◆ **Brief**: All lines that hold the string "name" should be copied. Find them in the listing below.

——————————

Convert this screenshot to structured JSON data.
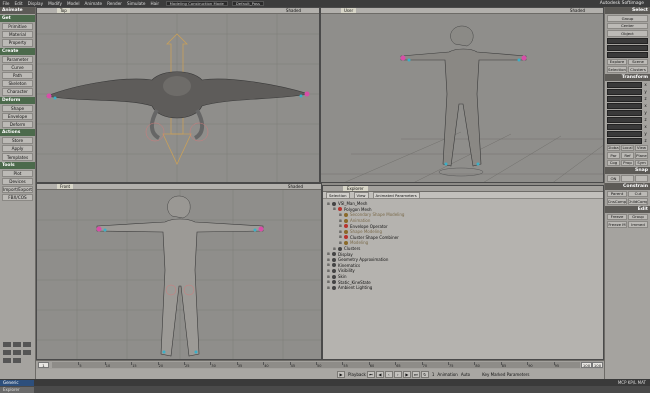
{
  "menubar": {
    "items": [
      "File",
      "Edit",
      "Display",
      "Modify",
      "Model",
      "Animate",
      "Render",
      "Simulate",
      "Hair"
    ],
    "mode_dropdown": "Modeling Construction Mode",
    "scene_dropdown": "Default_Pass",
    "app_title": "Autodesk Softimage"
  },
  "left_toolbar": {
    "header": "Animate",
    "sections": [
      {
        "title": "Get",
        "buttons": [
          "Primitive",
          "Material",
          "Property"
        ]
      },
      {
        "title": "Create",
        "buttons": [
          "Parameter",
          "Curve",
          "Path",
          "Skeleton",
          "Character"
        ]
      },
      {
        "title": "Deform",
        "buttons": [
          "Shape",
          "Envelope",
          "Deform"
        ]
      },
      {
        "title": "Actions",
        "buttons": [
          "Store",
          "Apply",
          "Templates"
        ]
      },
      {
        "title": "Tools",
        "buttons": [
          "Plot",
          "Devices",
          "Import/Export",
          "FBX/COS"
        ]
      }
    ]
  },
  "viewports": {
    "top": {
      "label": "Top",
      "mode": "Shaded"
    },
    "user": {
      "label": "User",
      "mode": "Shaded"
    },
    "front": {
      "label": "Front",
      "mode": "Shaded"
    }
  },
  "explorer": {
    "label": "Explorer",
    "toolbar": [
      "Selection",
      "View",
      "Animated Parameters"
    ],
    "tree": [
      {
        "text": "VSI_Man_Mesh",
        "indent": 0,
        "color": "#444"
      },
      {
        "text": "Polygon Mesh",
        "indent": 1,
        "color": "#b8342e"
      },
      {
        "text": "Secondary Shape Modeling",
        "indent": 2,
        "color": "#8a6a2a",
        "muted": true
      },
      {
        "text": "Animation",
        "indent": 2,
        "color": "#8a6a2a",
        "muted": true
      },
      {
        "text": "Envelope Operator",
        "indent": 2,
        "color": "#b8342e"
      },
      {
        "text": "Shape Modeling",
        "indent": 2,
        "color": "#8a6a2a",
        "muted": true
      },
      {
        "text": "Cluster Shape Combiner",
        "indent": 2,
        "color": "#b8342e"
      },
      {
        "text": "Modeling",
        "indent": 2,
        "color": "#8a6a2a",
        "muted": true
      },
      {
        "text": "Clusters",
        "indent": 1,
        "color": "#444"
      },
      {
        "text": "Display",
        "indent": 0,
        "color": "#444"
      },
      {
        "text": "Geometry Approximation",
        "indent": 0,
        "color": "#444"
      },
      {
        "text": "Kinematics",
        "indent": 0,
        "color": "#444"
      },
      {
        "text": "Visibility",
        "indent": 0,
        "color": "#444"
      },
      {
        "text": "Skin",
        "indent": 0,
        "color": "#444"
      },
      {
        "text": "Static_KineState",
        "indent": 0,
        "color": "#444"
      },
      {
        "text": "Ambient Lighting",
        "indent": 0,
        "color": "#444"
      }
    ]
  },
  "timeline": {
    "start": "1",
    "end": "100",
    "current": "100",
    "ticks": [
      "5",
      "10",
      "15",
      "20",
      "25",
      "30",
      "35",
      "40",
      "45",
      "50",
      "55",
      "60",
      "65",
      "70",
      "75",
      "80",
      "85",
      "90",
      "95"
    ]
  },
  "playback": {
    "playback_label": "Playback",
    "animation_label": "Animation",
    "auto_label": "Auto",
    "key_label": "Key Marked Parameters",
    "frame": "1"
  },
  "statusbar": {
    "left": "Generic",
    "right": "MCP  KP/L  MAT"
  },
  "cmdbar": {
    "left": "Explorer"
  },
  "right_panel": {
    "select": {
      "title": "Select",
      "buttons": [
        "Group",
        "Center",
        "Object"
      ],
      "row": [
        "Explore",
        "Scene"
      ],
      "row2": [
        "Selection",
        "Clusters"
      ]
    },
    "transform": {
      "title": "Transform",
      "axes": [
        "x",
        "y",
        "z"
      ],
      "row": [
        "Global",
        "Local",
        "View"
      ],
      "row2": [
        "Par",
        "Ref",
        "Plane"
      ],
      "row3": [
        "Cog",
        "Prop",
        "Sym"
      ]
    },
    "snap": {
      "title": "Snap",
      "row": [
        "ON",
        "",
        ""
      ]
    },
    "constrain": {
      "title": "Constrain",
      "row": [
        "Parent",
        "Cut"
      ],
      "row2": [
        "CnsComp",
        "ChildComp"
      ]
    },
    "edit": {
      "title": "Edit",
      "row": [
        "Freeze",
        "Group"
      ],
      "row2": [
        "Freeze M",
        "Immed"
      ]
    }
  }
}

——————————

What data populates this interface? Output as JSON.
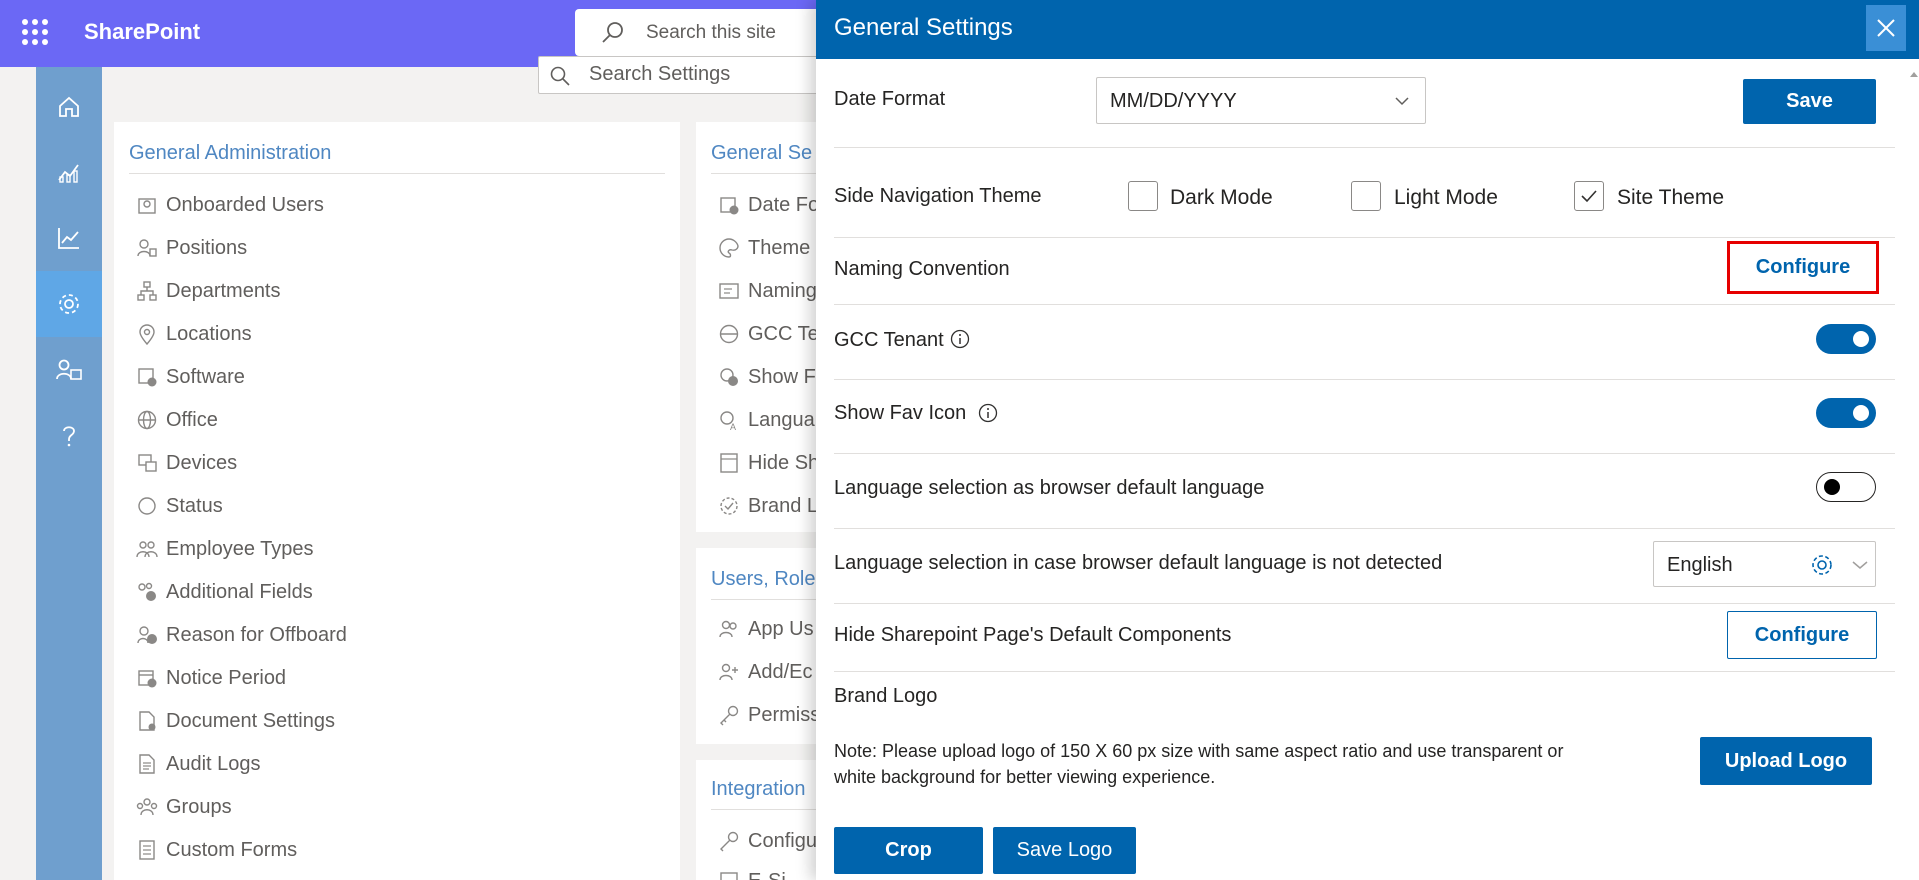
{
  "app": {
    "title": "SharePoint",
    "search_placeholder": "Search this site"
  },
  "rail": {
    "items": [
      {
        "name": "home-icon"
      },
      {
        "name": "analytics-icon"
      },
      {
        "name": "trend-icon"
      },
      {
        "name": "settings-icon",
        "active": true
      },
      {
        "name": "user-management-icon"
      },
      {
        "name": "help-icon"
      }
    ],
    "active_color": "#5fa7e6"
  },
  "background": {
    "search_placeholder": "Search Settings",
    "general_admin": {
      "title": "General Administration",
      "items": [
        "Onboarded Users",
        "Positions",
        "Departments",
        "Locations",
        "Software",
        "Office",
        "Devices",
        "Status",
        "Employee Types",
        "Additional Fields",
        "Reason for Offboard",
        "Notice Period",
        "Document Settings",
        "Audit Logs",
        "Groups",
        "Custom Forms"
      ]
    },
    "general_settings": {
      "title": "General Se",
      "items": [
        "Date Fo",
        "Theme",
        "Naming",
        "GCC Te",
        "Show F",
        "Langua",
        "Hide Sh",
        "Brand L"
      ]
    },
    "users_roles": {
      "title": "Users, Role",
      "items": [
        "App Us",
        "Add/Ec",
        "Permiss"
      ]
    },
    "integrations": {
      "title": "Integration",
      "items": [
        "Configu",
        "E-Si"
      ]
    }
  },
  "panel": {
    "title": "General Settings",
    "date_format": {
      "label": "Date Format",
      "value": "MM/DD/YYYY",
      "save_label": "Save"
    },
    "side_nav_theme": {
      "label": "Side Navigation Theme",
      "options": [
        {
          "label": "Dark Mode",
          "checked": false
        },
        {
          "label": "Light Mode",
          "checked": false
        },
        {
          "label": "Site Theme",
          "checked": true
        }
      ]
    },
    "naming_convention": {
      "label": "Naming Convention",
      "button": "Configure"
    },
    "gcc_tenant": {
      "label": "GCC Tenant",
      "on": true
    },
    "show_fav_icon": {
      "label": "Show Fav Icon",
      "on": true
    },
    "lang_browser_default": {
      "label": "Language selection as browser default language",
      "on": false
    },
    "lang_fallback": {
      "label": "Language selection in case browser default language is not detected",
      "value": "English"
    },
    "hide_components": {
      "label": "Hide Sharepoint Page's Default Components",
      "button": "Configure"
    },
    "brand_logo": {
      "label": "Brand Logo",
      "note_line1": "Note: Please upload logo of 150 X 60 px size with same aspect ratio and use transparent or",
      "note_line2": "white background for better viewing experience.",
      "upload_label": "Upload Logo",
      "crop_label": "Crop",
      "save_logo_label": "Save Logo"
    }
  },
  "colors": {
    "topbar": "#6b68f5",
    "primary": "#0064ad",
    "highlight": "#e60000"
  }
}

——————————

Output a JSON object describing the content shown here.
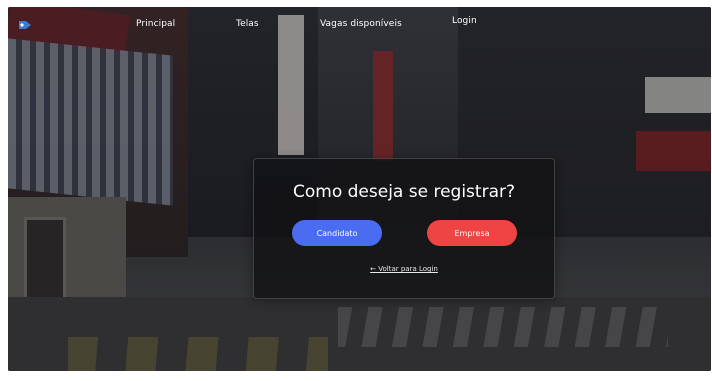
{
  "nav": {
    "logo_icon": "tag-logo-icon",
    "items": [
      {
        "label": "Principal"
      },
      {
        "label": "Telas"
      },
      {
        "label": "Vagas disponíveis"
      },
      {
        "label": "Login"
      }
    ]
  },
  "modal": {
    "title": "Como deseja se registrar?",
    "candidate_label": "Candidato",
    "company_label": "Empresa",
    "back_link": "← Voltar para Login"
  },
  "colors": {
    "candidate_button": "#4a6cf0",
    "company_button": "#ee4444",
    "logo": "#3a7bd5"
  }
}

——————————

◆ **Written answer**:
        "name": "home-icon"
        "name": "analytics-icon"
        "name": "trend-icon"
        "name": "settings-icon",
        "name": "user-management-icon"
        "name": "help-icon"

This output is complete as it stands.